Last Updated: 10th Oct 2012
ANZAC Day – 25 April – is one of Australia’s most important national occasions. It marks the anniversary of the first major military action fought by Australian and New Zealand forces during the First World War. ANZAC stands for Australian and New Zealand Army Corps.
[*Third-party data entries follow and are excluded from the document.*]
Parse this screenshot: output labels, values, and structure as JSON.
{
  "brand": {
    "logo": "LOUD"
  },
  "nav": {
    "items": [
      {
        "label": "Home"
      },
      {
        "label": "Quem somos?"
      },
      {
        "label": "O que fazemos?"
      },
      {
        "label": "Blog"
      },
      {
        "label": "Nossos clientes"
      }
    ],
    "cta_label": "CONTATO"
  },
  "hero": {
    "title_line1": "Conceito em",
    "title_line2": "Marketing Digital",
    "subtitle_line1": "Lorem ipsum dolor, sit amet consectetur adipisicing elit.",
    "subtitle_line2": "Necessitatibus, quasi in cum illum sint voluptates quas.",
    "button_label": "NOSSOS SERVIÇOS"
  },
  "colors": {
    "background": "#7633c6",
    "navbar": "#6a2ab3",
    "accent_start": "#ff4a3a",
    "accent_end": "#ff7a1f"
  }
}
The soldiers in those forces quickly became known as ANZACs, and the pride they soon took in that name endures to this day.
During the 1920s, ANZAC Day became established as a national day of commemoration for the 60,000 Australians who died during the First World War. The first year in which all the States observed some form of public holiday together on ANZAC Day was 1927. By the mid-1930s all the rituals we today associate with the day – dawn vigils, marches, memorial services, reunions, sly two-up games – were firmly established as part of ANZAC Day culture.
With the coming of the Second World War, ANZAC Day became a day on which to commemorate the lives of Australians lost in that war as well, and in subsequent years the meaning of the day has been further broadened to include Australians killed in all the military operations in which Australia has been involved.